Dataset rows for apps and sites
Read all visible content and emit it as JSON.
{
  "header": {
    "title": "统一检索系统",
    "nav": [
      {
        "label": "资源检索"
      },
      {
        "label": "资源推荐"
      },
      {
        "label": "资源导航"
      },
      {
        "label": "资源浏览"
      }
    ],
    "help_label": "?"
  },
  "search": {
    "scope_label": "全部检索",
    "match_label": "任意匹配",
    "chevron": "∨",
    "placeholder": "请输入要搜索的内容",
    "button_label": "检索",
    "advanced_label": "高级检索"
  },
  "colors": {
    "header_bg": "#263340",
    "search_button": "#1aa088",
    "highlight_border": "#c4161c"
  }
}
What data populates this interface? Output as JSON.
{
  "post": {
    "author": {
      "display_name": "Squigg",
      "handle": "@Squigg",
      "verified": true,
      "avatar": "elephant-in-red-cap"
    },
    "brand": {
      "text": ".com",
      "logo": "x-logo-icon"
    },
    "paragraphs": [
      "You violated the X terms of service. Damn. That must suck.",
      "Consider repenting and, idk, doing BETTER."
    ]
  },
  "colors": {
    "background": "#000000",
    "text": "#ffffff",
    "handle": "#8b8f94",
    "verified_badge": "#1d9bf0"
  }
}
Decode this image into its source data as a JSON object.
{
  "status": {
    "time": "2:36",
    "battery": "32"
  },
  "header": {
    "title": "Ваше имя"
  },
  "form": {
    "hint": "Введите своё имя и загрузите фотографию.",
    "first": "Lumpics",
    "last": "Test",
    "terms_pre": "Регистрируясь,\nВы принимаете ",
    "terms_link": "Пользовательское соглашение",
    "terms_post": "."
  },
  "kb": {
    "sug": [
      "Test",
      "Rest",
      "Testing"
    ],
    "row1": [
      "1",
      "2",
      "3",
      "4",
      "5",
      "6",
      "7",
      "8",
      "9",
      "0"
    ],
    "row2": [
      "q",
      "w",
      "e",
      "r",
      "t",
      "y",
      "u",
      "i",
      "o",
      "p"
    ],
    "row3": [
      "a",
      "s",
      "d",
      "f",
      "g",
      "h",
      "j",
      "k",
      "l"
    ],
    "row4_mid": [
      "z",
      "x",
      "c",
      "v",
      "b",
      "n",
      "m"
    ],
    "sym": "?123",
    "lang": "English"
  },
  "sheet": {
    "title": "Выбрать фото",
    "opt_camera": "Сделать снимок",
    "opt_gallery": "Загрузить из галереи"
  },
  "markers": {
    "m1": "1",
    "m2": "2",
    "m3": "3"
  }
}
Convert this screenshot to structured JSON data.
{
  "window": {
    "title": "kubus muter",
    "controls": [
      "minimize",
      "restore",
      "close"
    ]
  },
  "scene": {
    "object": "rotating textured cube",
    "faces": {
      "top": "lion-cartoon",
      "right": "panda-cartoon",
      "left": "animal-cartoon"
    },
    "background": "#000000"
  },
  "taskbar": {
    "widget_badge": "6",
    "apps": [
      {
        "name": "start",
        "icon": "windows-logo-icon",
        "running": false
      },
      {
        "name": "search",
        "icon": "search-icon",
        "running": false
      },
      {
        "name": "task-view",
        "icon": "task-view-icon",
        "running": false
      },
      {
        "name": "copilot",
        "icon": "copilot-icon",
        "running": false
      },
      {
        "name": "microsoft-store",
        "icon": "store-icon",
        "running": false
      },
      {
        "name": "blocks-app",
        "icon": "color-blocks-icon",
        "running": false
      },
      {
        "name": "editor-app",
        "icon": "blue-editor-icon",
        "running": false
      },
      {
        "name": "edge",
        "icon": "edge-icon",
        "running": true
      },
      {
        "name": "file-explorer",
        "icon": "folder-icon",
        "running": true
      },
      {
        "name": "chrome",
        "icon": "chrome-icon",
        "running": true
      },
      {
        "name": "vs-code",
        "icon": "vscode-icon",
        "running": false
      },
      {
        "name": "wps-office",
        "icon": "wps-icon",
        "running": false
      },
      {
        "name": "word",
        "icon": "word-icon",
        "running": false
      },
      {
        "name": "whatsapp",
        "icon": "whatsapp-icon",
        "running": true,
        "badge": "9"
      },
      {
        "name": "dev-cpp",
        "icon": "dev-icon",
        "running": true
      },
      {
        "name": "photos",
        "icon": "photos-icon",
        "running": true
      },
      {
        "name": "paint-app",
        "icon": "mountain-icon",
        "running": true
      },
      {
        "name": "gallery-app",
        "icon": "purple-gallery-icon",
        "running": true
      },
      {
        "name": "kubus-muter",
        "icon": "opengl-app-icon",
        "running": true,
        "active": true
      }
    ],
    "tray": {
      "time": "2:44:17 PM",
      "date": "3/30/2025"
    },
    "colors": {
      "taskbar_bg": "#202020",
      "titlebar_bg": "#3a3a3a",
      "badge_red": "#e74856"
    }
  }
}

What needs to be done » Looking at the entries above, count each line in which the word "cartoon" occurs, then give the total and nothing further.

Answer to this exercise » 3